Holiday helps retailers beat target
July 19, 2004-- Home Textiles Today,
Getting an extra boost from promotions over the July 4 holiday weekend, same-store retail sales came in modestly ahead of plan during the first week of July, the Johnson Redbook Index reported, rising 2.8 percent above year-before levels, besting a forecasted 2.6 percent increase.
Getting the month off to a solid start, both department stores and mass merchants did better than expected. Same-store sales in department stores rose 2.3 percent, slightly ahead of a target of 2.2 percent growth. Sales at the nation's big discounters increased 3 percent, exceeding a targeted increase of 2.8 percent.

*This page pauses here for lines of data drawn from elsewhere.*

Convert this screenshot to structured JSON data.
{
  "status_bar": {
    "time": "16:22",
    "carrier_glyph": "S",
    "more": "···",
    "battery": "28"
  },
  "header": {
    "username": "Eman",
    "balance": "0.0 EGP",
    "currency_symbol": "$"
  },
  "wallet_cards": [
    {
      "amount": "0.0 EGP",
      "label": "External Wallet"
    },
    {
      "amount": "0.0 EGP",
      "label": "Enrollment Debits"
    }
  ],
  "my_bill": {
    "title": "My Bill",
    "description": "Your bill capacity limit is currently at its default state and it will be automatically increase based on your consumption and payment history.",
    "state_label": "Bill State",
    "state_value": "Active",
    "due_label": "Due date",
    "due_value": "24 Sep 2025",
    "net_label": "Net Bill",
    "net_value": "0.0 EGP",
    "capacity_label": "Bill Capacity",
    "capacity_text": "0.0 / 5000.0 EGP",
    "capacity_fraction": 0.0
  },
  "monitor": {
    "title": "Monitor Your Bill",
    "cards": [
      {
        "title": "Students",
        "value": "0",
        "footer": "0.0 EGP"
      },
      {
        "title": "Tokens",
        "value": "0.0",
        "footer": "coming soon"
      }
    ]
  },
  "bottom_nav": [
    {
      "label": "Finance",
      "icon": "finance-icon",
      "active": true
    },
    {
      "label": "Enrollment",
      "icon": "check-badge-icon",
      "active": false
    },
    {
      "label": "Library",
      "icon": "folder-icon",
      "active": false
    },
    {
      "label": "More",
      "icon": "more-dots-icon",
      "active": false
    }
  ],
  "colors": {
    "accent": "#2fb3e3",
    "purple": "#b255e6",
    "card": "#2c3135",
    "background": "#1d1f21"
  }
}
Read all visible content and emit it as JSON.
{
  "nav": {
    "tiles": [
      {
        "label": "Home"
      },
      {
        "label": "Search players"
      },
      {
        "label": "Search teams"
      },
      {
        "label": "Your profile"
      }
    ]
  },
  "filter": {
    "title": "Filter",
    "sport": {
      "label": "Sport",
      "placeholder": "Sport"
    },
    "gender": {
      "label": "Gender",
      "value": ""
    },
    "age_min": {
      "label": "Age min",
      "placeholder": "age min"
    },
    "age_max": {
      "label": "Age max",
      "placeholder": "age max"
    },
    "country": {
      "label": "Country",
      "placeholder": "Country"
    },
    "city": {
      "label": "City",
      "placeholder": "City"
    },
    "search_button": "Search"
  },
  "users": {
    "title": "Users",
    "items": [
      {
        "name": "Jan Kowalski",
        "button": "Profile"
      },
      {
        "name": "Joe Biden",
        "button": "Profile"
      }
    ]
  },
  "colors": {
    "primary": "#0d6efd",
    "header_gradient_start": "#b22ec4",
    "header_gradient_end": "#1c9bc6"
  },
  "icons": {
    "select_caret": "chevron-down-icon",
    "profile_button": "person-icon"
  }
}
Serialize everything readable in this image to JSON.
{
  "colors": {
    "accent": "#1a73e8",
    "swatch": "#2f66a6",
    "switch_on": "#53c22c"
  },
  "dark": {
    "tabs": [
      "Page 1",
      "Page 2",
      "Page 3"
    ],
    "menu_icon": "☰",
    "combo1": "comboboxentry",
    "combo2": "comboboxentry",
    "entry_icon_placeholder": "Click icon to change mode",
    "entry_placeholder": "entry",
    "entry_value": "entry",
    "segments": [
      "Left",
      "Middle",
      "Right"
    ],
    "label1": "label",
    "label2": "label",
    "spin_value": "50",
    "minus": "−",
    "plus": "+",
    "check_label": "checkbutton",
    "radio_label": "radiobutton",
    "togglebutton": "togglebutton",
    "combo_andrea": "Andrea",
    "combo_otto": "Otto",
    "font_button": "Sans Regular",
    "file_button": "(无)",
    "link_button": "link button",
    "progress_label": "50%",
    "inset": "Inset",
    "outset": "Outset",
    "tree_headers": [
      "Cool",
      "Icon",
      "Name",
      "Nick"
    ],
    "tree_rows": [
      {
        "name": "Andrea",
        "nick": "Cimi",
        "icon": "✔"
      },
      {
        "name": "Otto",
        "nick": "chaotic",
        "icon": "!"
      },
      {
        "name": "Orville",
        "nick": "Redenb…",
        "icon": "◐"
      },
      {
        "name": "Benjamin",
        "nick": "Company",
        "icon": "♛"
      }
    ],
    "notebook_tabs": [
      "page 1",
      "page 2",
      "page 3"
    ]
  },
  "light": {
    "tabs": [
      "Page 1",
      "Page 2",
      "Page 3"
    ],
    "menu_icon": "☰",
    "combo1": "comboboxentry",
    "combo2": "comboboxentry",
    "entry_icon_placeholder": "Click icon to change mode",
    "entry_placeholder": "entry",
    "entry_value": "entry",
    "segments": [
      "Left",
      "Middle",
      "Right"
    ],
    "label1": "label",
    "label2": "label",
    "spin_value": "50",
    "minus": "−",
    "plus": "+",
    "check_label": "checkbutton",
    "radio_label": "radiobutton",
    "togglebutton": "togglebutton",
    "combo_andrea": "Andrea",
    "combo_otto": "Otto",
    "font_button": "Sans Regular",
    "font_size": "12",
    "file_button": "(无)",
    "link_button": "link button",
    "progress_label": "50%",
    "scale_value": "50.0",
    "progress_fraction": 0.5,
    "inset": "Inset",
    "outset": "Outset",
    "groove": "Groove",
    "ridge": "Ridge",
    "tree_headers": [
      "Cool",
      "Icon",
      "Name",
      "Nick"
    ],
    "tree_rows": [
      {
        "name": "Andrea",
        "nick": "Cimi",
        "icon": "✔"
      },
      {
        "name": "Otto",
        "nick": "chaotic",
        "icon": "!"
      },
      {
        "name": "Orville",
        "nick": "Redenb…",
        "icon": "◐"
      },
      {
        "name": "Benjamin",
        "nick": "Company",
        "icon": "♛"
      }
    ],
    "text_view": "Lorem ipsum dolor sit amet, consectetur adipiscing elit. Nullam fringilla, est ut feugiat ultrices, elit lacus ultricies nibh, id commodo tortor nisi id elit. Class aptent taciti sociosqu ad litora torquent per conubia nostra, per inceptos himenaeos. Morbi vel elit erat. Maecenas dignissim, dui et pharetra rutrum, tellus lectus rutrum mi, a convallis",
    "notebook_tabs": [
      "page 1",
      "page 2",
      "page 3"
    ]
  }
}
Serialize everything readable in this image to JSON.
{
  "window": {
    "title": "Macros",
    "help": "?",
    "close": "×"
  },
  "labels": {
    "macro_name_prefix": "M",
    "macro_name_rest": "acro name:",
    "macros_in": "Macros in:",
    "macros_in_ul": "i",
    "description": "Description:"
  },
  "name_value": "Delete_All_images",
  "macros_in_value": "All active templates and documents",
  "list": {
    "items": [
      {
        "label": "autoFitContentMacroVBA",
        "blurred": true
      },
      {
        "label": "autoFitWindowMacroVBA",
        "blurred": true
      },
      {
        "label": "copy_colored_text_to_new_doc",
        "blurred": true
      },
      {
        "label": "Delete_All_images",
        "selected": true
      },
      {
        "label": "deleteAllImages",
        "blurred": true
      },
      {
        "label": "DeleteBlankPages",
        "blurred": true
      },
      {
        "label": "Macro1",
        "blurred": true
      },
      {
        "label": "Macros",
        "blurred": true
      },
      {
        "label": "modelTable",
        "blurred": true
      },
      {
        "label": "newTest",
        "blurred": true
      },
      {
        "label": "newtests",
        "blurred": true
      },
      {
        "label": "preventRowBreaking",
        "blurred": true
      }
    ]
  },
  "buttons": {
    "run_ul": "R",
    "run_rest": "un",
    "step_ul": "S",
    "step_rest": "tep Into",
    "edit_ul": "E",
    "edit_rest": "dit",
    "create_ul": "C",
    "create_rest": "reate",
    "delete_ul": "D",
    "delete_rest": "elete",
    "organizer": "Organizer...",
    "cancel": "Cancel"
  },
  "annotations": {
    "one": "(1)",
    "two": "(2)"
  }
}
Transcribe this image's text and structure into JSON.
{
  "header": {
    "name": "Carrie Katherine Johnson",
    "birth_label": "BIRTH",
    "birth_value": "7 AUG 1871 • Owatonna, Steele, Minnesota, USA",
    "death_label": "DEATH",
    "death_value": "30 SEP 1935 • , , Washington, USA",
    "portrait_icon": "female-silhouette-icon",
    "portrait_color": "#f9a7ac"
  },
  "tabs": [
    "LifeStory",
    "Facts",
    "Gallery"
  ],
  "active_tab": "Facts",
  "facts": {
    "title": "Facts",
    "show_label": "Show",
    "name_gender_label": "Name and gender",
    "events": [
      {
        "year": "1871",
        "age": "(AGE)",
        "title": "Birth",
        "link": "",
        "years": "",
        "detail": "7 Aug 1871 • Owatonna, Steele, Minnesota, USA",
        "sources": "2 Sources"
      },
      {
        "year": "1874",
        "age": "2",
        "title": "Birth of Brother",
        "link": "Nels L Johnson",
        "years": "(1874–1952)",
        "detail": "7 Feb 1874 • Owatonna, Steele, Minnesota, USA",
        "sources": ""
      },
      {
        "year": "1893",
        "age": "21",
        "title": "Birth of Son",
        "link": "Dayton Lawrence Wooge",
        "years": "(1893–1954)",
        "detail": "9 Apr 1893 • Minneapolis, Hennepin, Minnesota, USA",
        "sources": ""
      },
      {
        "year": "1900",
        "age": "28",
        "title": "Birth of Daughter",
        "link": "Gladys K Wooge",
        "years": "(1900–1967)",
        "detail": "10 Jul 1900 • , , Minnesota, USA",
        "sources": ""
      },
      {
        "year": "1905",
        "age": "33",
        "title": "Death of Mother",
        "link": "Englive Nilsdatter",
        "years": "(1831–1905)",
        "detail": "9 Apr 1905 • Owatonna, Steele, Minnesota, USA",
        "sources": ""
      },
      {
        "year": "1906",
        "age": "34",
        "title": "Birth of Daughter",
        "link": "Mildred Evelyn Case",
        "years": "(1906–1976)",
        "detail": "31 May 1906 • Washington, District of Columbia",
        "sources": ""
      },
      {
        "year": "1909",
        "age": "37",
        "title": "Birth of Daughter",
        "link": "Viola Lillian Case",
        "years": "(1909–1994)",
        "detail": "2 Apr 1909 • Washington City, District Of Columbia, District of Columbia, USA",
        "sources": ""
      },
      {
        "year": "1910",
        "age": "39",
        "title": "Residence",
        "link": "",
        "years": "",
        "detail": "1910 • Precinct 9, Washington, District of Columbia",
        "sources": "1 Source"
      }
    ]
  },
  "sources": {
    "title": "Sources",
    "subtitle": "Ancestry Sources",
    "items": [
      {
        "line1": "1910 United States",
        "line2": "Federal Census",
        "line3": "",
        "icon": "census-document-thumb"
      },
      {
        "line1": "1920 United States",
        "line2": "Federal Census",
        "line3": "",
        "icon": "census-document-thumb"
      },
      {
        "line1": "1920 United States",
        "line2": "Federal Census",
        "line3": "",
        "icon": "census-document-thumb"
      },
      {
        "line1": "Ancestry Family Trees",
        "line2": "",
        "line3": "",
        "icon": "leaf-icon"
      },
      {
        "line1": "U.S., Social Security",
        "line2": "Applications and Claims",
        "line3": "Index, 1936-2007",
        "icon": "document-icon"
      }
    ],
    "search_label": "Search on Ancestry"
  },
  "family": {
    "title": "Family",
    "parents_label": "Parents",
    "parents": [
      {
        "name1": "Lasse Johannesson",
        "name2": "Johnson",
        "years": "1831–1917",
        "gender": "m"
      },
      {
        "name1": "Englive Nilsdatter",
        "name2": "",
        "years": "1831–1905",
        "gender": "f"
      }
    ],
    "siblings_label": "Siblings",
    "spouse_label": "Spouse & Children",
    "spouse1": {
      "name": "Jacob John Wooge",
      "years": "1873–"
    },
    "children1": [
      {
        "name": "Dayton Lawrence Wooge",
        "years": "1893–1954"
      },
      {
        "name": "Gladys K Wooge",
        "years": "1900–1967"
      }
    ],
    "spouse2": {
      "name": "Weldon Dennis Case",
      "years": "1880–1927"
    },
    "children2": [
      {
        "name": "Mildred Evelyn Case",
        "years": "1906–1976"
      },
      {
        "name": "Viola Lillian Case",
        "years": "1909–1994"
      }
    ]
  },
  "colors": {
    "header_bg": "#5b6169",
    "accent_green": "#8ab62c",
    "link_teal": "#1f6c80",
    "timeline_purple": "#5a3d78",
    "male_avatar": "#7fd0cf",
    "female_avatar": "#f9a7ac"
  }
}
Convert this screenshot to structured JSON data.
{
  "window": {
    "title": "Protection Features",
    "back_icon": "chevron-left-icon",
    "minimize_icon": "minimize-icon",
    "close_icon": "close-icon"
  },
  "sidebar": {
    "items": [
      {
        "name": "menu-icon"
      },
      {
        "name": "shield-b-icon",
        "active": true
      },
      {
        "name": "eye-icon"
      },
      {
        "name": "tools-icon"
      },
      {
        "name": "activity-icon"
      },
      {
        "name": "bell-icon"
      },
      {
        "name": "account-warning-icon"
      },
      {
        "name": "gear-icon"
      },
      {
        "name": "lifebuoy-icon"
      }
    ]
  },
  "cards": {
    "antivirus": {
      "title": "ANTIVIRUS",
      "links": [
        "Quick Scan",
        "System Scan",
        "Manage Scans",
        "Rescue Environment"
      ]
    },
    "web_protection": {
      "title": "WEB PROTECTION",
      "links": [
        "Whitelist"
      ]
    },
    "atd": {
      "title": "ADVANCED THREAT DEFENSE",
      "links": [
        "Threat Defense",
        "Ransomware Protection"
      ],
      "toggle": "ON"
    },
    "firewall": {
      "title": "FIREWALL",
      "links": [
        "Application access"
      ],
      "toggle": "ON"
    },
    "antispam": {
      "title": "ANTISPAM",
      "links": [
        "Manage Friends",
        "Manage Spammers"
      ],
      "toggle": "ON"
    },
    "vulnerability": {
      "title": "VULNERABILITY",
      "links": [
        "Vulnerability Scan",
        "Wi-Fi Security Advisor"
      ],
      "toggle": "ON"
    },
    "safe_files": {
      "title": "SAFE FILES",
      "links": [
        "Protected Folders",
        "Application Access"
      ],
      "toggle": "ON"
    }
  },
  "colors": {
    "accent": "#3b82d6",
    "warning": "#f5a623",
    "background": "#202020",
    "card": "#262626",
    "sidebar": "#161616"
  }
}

Measured against the month before, sales declined 0.5 percent from June levels, an improvement over an expected 0.7 percent decline.
"Sales over the July Fourth holiday weekend left our model somewhat ahead of plan after the first week," commented Redbook Analyst Catlin Levis. "The July Fourth holiday and its associated sales promotions increased customer traffic as well as sales for the week."
Levis said, "Toys, household basics and consumables sold well at discount stores, especially food, which benefited from holiday buying."
The Redbook analyst said, "The focus in July is on clearing seasonal stock. Sales performance is typically driven by discounting and can vary sharply from week to week depending on individual store promotions and the availability of saleable goods, which may be a limiting factor this year, given tight inventory management. Hen-ce, business in July is likely to be relatively scrappy and trend-less."
Looking ahead, Levis said, "We will have to wait until August, and probably the second half of that month, to get a good idea of how consumers are feeling and how retailers are faring."
Scoping out business on a regional basis, Levis said, "The East Coast performed better than the rest of the country."
Johnson Redbook Retail Sales Index
First week of July
|*Including chain stores and traditional department stores.|
|Source: Johnson Redbook Index|
Related Content By Author
DayThree from the NY Textiles Market